ASSIGNMENT:
Out of the records below, copy all lines in which the word "title" occurs.

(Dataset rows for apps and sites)
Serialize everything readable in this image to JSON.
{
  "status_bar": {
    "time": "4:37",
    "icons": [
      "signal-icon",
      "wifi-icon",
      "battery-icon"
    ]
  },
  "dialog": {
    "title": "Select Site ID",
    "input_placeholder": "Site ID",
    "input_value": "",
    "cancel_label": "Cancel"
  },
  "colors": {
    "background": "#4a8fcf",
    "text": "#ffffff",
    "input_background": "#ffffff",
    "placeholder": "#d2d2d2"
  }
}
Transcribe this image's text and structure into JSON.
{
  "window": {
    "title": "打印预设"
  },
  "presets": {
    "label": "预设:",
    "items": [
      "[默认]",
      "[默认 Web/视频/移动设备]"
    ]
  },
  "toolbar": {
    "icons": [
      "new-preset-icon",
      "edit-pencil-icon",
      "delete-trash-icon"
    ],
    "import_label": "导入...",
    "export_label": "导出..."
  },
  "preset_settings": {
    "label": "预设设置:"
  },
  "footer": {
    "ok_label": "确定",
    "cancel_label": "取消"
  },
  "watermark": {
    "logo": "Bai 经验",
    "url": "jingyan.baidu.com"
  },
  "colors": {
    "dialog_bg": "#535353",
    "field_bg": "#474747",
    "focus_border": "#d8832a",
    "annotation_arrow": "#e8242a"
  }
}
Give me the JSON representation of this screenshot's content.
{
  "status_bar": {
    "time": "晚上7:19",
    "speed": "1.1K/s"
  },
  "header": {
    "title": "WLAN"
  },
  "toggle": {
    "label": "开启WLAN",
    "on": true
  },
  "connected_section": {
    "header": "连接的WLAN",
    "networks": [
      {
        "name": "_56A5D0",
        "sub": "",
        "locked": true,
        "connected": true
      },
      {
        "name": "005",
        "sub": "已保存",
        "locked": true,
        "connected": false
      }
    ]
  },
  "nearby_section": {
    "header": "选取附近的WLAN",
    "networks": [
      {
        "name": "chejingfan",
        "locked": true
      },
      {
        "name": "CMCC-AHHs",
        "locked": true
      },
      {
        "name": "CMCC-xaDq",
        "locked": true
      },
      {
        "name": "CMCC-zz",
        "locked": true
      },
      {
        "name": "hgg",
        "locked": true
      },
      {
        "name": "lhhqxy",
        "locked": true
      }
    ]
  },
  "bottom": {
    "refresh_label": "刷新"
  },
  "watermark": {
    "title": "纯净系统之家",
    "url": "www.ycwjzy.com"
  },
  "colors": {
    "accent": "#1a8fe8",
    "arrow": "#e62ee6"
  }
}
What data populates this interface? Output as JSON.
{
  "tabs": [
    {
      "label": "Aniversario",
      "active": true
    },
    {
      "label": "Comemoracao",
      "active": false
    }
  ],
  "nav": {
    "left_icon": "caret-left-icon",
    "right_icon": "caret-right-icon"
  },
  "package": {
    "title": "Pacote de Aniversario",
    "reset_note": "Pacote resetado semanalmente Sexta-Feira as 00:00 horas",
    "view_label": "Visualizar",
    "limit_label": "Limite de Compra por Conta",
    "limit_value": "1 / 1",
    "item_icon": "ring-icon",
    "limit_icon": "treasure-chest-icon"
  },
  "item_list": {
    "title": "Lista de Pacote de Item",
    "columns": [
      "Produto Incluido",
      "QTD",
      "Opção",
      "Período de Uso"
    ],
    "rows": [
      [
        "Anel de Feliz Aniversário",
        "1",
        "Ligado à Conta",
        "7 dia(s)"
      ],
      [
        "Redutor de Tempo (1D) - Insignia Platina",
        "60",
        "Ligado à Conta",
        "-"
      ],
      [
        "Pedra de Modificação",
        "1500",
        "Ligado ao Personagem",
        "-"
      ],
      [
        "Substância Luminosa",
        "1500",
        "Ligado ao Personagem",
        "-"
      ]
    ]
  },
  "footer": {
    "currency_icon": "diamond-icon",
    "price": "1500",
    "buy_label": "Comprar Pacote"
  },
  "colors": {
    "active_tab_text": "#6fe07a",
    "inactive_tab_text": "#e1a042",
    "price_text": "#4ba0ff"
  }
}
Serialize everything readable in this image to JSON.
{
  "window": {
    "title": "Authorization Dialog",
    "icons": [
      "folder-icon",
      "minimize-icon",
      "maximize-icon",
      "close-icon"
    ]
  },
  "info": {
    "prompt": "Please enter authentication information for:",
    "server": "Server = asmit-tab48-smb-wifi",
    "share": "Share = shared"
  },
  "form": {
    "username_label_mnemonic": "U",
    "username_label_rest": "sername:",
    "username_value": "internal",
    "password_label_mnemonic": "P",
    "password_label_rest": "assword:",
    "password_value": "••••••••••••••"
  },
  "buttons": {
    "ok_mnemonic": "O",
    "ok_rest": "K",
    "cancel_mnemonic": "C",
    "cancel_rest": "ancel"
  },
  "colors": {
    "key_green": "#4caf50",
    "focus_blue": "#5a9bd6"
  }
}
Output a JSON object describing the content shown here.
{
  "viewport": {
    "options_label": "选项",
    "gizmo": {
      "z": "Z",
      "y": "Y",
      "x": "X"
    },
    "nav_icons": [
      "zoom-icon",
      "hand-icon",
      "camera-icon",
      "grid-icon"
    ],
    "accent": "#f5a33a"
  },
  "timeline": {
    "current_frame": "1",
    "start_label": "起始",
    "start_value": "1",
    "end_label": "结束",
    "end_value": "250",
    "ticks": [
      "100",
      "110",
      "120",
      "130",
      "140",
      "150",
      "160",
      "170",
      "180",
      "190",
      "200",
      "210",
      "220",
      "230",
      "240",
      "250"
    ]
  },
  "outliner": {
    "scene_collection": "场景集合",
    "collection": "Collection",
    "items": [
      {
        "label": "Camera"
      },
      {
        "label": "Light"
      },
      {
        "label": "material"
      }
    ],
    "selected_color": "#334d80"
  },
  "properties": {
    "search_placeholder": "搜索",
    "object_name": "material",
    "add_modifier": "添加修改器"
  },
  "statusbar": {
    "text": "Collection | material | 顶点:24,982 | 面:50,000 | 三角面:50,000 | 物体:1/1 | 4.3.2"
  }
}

OUTPUT OF THE TASK:
    "title": "Select Site ID",
    "title": "打印预设"
    "title": "WLAN"
    "title": "纯净系统之家",
    "title": "Pacote de Aniversario",
    "title": "Lista de Pacote de Item",
    "title": "Authorization Dialog",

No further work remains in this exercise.